New ways of working with technology in teaching developed over the past year and online parents’ evenings should be retained as we emerge from the pandemic, members of the country’s largest education union have said.
The genie is out of the bottle so there is no reason to stick by the dead wood of a bloated curriculum, excessive accountability and oversized classes
Ahead of its annual conference, which launches today, the National Education Union surveyed more than 10,000 of its members, including on which features of their working conditions since March 2020 they would like to see remain in place as the crisis subsides.
The poll revealed that members favour retaining “new ways of working with technology in teaching” (69 per cent) and online parents’ evenings (57 per cent) the most, while 46 per cent want smaller class sizes retained.

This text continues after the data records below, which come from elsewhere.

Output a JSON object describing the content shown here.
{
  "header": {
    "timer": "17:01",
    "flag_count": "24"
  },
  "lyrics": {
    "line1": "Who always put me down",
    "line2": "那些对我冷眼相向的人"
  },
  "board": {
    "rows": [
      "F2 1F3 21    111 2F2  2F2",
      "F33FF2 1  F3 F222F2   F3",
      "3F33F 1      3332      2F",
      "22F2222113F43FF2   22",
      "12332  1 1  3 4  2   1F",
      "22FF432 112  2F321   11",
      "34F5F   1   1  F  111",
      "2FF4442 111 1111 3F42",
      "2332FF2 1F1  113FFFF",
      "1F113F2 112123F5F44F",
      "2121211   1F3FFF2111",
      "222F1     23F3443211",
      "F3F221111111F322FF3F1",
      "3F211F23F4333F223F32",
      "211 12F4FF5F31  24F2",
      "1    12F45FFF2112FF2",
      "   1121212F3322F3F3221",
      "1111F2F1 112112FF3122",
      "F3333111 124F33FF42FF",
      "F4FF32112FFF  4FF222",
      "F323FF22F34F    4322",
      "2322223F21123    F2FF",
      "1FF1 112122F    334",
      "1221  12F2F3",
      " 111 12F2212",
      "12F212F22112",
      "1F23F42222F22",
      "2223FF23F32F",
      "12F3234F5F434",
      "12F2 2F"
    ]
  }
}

Almost half of respondents also said greater public recognition of the needs of disadvantaged pupils over the past year was a benefit, while 37 per cent appreciated “greater levels of communication” with families by telephone and video call.
Most pupils returned to school last month following a second nationwide lockdown of the country’s education system. The government’s focus is now on the need for so-called “education recovery”.
Ministers have pledged £200 million in funding for secondary summer schools, and have said they are considering longer-term proposals, such as lengthening the school day.
NEU members want curriculum ‘flexibility’
More than four in five NEU members said that to help address lost learning, schools needed “flexibility in the curriculum” to decide “what is important for learning and wellbeing”, while around seven in ten said pupils needed opportunities for sport and exercise.
Only one in ten said there should be a “strong focus” on delivering “all of the existing curriculum”, while only two per cent of respondents backed extending school days or term lengths.
The majority of respondents also said they wanted to see government maintain staff workloads at “acceptable levels”, and prioritise addressing the social and emotional wellbeing and mental health impacts of the pandemic on pupils.
Dr Mary Bousted, the union’s joint general secretary, said the government should take her members’ views on board if they are “serious about building back better”.
“Education professionals have been on the frontline, either virtual or physical, throughout the last twelve months and it is their insights on what has worked best that should be taken forward,” she said.
“The genie is out of the bottle so there is no reason to stick by the dead wood of a bloated curriculum, excessive accountability and oversized classes.”
The NEU’s virtual conference, beginning today, will consider motions calling for the abolition of Ofsted and league tables, the scrapping of GCSEs and a ballot for a boycott of statutory primary tests next year, and for better pay for school staff.